You’ve probably heard names like electrostatic sprayer, fogger and automated sprayer floating around quite a bit in conjunction with disinfection. Many people assume these are all names for the same tool, but that’s not quite true. Although foggers and electrostatic sprayers seem similar, the tools were designed for different purposes and provide different outcomes.
One of the major differences between an electrostatic sprayer and a fogger is particle size. According to the EPA, a conventional (or non-electrostatic) sprayer that produces particles between 15 and 60 microns is considered a fogger. In practice, most foggers produce particles in the 10–30-micron range.
By contrast, electrostatic sprayers typically produce particles in the range of 65-85 microns. Sprayers with multiple settings, like Victory Innovations sprayers, may produce particles as small as 40 microns and as large as 160 microns.
The EPA further clarifies that an electrostatic sprayer that produces a droplet size at least 40 microns in diameter is not considered a fogger.
Why are particle sizes important?
For one thing, they affect dwell time. A very small particle will evaporate faster than a larger one. This can pose problems if you’re using a disinfectant that requires a longer dwell time.
Particle size also affects your health. Smaller particles, especially particles smaller than 15 microns, can get into the lungs if inhaled; this creates health risks, especially to those with respiratory issues. That’s why fogging often requires that an area be fully evacuated for anywhere from several hours to multiple days.
When it comes to disinfectants, it’s not just about whether a chemical is compatible with a particular sprayer. You also need to consider whether that chemical is actually approved for the intended purpose.
Because foggers were originally developed for pest control applications, little research has been done on their safety as a disinfection method. The EPA has approved one active chemical to be used with foggers for the purpose of killing the novel coronavirus: hydrogen peroxide.
For electrostatic sprayers, there are currently five EPA-approved active chemicals for the purpose of killing the novel coronavirus: Sodium hypochlorite, Dodecylbenzenesulfonic acid, Quaternary ammonium, Hydrogen peroxide and Hypochlorous acid.
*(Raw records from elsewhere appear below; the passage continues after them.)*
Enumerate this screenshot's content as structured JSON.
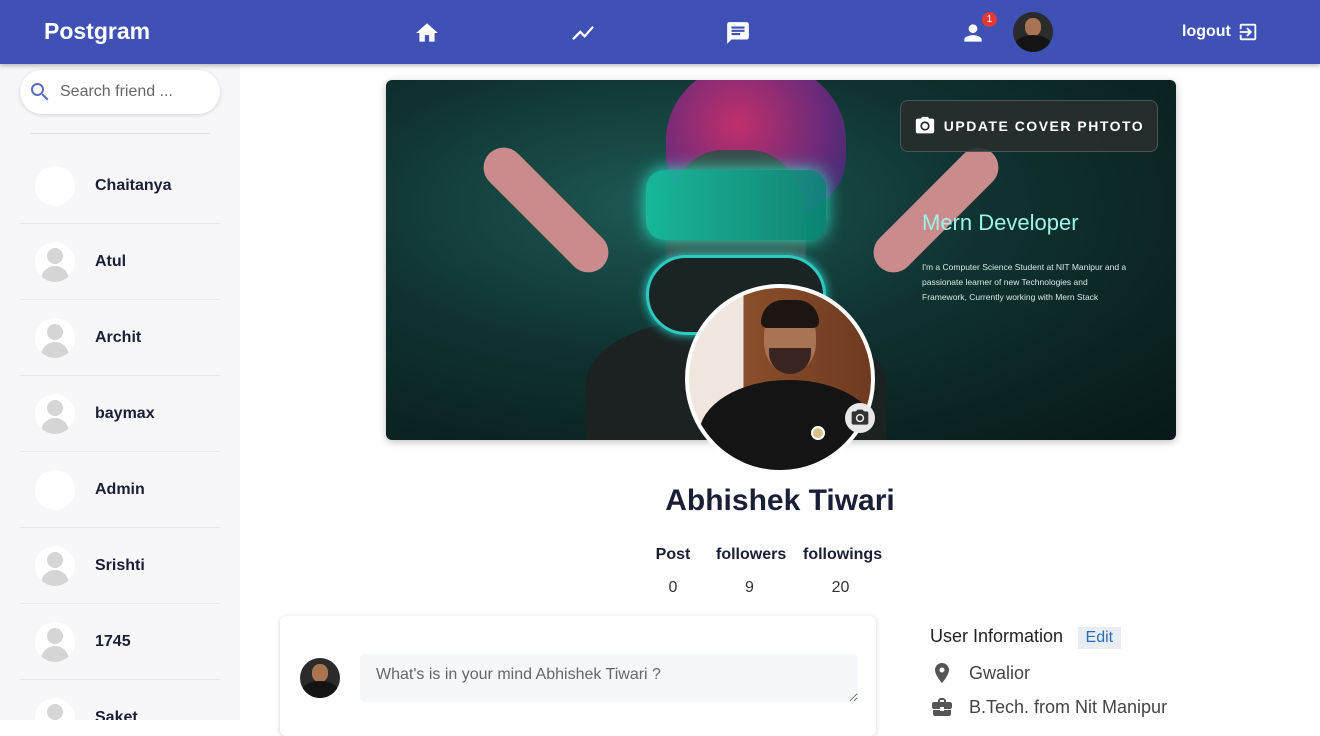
{
  "app": {
    "brand": "Postgram"
  },
  "nav": {
    "home_icon": "home-icon",
    "trending_icon": "trending-icon",
    "chat_icon": "chat-icon",
    "friend_requests_icon": "person-icon",
    "notification_count": "1",
    "logout_label": "logout",
    "logout_icon": "logout-icon",
    "accent": "#3f51b5"
  },
  "sidebar": {
    "search_placeholder": "Search friend ...",
    "friends": [
      {
        "name": "Chaitanya",
        "avatar": "photo-green"
      },
      {
        "name": "Atul",
        "avatar": "default"
      },
      {
        "name": "Archit",
        "avatar": "default"
      },
      {
        "name": "baymax",
        "avatar": "default"
      },
      {
        "name": "Admin",
        "avatar": "photo-group"
      },
      {
        "name": "Srishti",
        "avatar": "default"
      },
      {
        "name": "1745",
        "avatar": "default"
      },
      {
        "name": "Saket",
        "avatar": "default"
      }
    ]
  },
  "cover": {
    "update_button": "UPDATE COVER PHTOTO",
    "title": "Mern Developer",
    "description": "I'm a Computer Science Student at NIT Manipur and a passionate learner of new Technologies and Framework, Currently working with Mern Stack"
  },
  "profile": {
    "name": "Abhishek Tiwari",
    "stats": [
      {
        "label": "Post",
        "value": "0"
      },
      {
        "label": "followers",
        "value": "9"
      },
      {
        "label": "followings",
        "value": "20"
      }
    ]
  },
  "composer": {
    "placeholder": "What's is in your mind Abhishek Tiwari ?"
  },
  "user_info": {
    "title": "User Information",
    "edit_label": "Edit",
    "location": "Gwalior",
    "education": "B.Tech. from Nit Manipur"
  }
}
As a pest control method, foggers are a good solution: the fine mist is ideal for penetrating small, hard-to-reach areas throughout an entire building. But when it comes to surface disinfection, those small particles don’t provide a complete or even coverage. They tend to clump or remain suspended in the air, which leaves you vulnerable to live viruses.
When you use an electrostatic sprayer, the positively charged particles are actually attracted to hard, non-porous surfaces and repel each other. This means perfectly even chemical coverage that fully disinfects surfaces and keeps everyone safer.
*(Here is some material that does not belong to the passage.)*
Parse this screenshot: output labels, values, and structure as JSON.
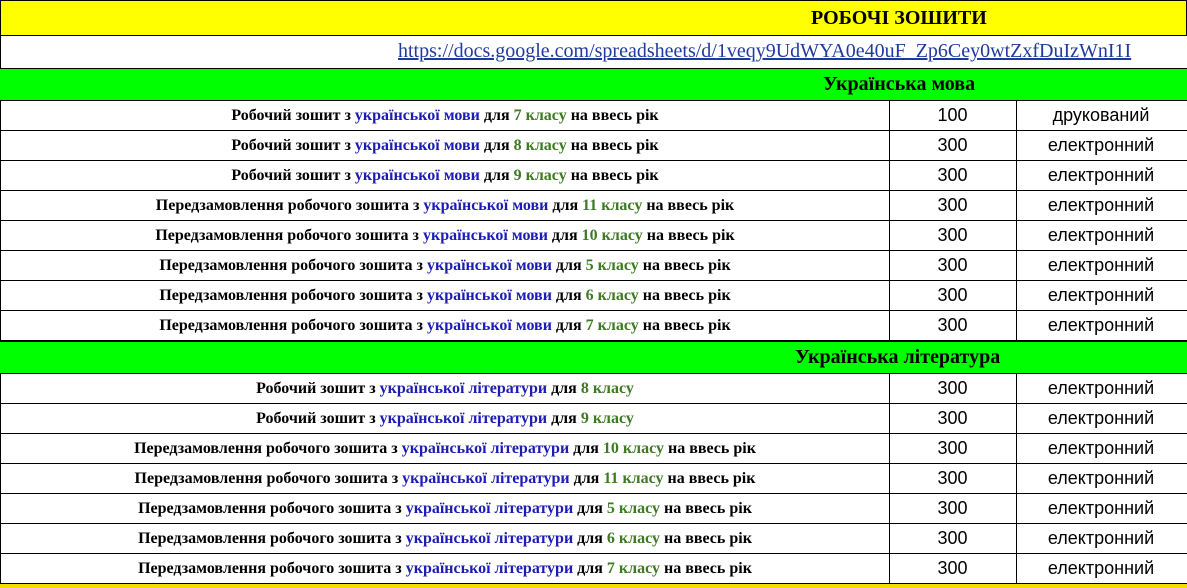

To learn more about Victory Innovations electrostatic sprayers, request a live demo.